Work to be completed: Copy every line of the records below where the word "posts" occurs.

Dataset records:
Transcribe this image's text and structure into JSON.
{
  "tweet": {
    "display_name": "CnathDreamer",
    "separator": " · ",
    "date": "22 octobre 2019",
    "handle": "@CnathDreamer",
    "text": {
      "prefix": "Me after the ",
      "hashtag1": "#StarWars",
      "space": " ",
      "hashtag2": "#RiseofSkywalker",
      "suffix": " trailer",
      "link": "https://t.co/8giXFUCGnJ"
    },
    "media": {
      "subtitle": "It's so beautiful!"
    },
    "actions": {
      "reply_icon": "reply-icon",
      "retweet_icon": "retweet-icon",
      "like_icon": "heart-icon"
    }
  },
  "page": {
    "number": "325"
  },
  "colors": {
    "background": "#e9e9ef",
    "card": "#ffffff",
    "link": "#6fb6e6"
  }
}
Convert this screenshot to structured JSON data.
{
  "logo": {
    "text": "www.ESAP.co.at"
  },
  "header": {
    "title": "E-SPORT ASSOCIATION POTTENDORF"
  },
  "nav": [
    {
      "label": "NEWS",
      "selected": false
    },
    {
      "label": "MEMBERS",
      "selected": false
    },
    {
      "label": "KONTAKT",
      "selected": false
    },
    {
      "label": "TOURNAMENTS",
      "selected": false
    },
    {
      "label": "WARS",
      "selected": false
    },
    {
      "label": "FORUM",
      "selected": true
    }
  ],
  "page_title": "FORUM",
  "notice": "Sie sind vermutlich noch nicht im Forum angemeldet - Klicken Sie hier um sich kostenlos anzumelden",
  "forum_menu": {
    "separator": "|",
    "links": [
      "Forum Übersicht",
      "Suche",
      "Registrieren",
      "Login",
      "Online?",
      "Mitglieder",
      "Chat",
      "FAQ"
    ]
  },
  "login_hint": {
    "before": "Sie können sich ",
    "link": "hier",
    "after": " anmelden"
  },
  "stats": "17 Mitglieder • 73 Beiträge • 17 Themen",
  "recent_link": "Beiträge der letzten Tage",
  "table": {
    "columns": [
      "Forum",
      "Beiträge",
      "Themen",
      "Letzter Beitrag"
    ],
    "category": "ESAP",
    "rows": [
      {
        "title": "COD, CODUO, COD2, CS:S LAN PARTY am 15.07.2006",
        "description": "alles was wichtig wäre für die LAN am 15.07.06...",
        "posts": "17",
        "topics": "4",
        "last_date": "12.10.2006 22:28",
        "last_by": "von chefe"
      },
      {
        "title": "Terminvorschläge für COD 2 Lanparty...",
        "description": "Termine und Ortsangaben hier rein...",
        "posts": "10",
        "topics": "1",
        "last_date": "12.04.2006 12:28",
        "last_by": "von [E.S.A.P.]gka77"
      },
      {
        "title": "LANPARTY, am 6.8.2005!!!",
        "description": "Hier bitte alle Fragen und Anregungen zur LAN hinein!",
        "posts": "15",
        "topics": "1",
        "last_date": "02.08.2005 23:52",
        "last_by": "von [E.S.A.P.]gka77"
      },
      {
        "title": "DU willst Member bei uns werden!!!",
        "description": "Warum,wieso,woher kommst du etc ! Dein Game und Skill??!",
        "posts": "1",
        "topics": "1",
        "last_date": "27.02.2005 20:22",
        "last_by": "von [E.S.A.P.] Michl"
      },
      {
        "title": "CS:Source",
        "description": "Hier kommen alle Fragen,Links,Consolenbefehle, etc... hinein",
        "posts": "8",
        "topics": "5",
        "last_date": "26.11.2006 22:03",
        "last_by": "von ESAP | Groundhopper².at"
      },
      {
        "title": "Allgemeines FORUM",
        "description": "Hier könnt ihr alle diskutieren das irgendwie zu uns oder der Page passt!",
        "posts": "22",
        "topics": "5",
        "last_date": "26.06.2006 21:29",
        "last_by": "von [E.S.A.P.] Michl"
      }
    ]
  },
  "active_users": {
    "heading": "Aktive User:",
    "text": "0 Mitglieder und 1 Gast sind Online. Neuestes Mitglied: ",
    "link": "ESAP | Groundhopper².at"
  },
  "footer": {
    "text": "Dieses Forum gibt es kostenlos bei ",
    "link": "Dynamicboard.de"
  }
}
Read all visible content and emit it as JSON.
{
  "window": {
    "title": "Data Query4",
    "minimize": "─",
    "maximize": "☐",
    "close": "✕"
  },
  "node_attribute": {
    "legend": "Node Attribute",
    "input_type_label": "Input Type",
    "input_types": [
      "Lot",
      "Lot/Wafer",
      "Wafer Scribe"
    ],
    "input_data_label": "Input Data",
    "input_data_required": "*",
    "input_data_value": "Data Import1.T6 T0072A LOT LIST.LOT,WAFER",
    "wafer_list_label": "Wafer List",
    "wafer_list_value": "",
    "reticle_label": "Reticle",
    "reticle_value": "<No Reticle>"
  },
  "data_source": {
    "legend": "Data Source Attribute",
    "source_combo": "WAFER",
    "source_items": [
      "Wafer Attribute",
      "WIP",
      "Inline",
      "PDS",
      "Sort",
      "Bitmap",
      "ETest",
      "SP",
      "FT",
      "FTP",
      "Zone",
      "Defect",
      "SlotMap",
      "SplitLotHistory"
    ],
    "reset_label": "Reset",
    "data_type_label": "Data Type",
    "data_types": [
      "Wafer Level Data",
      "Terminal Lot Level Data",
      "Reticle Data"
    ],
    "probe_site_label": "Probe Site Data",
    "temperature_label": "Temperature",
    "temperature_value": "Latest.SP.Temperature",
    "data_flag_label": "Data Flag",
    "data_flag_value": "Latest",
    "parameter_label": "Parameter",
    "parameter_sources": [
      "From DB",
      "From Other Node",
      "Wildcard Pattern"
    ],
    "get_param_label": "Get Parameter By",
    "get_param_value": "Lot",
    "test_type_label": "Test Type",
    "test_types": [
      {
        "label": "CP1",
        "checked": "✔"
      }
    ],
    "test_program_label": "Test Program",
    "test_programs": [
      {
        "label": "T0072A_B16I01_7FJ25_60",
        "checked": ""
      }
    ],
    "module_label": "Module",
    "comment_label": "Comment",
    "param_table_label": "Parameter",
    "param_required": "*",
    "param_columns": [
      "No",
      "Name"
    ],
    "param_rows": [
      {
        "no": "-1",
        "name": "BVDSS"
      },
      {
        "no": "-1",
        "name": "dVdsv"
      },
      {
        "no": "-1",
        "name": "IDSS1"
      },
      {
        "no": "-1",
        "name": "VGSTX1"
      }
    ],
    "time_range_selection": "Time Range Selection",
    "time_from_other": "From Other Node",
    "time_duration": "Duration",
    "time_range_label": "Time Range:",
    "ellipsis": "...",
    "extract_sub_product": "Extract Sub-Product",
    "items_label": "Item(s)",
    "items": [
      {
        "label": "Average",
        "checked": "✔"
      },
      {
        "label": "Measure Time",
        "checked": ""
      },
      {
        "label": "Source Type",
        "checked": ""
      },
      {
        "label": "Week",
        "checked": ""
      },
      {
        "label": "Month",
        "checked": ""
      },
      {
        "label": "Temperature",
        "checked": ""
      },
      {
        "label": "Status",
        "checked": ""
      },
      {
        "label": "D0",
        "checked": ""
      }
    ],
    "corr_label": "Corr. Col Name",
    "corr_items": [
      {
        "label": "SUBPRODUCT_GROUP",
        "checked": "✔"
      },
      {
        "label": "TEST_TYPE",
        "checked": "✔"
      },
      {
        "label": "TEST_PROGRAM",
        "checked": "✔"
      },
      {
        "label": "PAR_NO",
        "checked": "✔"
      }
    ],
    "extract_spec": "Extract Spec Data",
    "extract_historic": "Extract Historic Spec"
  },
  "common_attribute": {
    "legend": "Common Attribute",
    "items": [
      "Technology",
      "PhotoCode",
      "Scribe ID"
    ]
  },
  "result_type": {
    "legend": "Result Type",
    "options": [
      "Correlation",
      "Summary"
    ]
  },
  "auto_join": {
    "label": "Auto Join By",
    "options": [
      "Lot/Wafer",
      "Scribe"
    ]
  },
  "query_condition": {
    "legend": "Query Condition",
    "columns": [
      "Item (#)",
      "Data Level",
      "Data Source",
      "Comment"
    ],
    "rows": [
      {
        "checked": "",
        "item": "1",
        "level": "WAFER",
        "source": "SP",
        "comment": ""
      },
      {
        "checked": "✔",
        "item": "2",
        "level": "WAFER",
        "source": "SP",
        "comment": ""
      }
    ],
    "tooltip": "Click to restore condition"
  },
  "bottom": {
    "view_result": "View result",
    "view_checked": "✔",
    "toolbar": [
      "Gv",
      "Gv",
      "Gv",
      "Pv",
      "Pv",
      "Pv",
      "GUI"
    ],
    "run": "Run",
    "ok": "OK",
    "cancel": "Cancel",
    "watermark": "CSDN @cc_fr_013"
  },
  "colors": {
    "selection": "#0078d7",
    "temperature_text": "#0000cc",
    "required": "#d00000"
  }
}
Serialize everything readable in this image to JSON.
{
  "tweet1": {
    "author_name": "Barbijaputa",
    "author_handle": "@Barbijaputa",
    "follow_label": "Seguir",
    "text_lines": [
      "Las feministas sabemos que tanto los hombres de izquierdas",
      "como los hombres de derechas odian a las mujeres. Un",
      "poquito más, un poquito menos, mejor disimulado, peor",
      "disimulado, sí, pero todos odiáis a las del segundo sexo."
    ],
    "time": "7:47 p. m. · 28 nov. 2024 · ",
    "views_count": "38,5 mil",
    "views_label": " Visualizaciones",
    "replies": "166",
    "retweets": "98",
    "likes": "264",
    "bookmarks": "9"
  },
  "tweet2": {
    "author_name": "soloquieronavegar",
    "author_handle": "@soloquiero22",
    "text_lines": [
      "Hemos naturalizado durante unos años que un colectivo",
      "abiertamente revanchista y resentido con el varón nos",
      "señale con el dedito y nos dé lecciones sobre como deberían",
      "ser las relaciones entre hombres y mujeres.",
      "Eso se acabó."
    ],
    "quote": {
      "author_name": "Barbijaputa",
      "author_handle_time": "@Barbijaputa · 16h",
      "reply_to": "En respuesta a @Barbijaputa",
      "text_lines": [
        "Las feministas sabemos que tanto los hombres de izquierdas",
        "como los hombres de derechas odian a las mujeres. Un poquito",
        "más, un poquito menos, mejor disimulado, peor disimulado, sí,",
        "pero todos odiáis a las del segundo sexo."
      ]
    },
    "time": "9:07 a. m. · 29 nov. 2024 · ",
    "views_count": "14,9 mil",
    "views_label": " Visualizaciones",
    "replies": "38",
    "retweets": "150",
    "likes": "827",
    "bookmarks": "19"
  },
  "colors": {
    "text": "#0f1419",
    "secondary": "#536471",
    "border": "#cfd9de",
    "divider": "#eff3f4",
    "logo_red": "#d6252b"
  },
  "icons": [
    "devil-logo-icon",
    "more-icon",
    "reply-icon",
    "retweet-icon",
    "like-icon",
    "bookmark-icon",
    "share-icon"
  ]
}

Solution for this problem:
        "posts": "17",
        "posts": "10",
        "posts": "15",
        "posts": "1",
        "posts": "8",
        "posts": "22",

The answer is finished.